Before we proceed we need to agree what an airgun is, or the rest of the discussion will be meaningless. Most books about airguns start with the primitive blowpipe, which is also called a blowgun. Does that make you think of natives on tropical islands, hunting birds and monkey in the trees? Would you be surprised to learn that the blowgun was also very popular in Europe during the middle ages? There are tapestries that show hunters using blowguns in exactly the same way as the islanders in the tropics, only they are doing so in European and English forests. The blowgun has been a very popular air-powered weapon all around the world.
Today I announce a new section of the blog that will be dedicated to the history of airguns. Monday’s posting about the Rise of the BB gun was the inaugural report for the series — History of airguns. Today is the second in what Pyramyd Air and I hope will become a favorite of blog readers.
My goal is to document the history of airguns in these reports, and the really neat thing is, we will keep track of all these reports on a special page that holds the table of contents. The articles listed will be links, so all you need to do is hover your cursor and click to get there!
This is a test of the Tech Force M8 breakbarrel air rifle at 25 yards. We learned in Part 3 how best to shoot the rifle, which is directly off a sandbag. We also discovered that, of the pellets tested, the best to that point were Air Arms Falcons, seated flush with the breech. That is where today’s test begins.

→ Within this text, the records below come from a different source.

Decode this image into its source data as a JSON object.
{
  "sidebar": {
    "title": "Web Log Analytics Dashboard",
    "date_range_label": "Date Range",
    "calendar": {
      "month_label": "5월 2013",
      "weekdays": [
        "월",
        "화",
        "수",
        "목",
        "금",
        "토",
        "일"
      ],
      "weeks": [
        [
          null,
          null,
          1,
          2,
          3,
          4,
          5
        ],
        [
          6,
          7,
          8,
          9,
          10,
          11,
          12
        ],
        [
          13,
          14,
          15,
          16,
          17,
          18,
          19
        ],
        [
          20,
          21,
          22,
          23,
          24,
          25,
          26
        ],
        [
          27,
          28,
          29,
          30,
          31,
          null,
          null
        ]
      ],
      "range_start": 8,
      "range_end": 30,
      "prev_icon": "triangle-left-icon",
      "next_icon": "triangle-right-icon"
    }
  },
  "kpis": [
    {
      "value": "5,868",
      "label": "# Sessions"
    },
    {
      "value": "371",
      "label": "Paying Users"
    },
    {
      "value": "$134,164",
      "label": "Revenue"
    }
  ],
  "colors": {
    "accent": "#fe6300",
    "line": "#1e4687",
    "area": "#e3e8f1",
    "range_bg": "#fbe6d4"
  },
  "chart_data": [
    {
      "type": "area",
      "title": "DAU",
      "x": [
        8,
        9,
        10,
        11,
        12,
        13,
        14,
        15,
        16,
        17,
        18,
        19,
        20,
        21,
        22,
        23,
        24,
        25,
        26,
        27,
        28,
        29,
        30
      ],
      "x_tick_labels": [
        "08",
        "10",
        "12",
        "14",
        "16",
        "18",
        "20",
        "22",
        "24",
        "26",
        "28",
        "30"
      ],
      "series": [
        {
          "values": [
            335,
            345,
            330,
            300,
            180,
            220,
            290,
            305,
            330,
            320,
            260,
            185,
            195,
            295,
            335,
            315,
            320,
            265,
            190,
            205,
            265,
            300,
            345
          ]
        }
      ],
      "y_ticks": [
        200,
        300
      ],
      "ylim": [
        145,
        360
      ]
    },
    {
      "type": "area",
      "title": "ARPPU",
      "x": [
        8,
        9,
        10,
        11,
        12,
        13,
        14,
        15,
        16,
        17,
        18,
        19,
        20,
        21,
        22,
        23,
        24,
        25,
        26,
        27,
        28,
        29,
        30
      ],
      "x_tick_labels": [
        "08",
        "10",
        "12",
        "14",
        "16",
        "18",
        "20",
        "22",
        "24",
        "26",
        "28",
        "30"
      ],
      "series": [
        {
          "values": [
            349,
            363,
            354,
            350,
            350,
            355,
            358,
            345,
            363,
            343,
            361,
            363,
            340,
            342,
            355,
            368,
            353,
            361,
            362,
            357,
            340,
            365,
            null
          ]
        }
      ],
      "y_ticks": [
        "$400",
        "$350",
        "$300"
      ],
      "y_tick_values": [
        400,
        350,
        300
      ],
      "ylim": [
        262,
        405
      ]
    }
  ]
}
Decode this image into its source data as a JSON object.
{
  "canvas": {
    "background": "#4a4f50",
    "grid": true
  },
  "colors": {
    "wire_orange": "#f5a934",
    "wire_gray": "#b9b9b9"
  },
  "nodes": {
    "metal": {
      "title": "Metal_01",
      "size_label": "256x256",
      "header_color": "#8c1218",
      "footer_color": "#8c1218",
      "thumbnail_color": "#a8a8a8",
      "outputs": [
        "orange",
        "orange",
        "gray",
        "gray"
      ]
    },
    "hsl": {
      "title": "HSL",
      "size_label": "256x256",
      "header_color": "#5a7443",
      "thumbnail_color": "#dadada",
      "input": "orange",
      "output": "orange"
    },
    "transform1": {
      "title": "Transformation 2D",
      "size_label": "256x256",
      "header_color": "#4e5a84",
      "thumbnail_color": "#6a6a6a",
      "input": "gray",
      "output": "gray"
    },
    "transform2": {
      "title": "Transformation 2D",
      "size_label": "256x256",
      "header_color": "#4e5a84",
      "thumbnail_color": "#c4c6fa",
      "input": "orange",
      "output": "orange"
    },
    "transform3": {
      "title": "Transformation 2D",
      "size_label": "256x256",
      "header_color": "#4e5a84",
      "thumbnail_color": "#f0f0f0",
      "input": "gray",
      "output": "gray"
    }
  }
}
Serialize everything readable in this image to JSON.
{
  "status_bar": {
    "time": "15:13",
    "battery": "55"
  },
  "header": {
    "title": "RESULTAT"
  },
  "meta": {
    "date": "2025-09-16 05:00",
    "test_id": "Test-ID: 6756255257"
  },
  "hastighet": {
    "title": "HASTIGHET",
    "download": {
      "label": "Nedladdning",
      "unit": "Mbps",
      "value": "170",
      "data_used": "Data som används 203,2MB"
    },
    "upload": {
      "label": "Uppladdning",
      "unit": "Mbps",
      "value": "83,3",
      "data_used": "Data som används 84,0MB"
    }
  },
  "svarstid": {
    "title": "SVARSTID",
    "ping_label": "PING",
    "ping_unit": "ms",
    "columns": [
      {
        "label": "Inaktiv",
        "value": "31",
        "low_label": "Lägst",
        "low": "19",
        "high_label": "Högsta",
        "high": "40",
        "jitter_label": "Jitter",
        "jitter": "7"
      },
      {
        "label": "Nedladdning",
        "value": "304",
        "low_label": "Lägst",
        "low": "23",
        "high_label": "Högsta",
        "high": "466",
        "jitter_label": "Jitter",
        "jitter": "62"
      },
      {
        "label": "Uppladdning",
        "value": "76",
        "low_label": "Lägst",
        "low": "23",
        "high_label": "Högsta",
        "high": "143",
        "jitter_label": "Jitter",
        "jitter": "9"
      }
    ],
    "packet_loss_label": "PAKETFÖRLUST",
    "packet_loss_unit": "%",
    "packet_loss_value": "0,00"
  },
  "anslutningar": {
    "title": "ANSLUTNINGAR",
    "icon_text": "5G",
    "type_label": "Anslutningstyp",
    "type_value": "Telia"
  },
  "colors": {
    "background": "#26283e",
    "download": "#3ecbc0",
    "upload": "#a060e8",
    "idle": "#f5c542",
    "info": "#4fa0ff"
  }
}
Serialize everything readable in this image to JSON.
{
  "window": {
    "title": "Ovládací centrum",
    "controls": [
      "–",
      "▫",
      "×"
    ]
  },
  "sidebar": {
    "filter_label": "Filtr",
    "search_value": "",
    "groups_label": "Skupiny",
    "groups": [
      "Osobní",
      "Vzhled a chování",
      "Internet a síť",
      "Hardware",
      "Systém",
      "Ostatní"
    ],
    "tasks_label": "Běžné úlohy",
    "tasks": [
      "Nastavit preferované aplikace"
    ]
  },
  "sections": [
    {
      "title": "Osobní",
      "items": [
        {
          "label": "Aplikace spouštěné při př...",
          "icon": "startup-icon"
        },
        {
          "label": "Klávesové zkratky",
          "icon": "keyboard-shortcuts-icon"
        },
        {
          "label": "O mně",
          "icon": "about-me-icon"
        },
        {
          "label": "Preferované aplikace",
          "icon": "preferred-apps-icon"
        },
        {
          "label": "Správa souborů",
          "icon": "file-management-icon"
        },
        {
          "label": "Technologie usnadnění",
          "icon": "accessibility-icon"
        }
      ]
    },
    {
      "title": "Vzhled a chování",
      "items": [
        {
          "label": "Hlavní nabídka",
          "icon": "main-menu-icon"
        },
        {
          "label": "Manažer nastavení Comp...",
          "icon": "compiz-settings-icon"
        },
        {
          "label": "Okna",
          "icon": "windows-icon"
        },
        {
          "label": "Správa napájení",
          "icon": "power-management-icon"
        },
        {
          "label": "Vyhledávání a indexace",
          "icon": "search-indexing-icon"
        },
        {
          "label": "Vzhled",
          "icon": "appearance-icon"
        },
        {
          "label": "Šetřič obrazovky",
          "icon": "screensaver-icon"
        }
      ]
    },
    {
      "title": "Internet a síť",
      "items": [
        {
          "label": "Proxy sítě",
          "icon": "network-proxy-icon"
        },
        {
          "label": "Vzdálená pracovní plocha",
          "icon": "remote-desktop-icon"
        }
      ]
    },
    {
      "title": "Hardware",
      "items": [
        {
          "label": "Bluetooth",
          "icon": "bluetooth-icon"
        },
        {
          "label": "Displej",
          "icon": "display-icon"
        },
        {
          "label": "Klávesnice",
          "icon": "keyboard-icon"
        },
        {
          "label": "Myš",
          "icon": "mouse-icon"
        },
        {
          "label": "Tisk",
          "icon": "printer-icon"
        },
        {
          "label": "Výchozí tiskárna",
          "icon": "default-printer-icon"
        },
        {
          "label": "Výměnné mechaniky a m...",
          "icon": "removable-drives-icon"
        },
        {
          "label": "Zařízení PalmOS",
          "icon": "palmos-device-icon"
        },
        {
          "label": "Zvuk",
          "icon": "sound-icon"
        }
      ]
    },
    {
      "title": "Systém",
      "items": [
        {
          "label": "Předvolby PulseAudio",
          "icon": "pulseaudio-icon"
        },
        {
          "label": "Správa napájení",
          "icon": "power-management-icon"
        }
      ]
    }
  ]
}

First group high — Falcons
I was surprised to see the same pellets that had been okay at 10 meters landing 1 inch higher and 1/2-inch to the left at 25 yards. Some movement is expected when you move from 10 meters to 25 yards, but not usually that much. The first group that you see below was actually fired at a bull beneath it. The good news is the pellets were landing higher, which meant I could adjust the scope to shoot lower. That’s almost never a problem.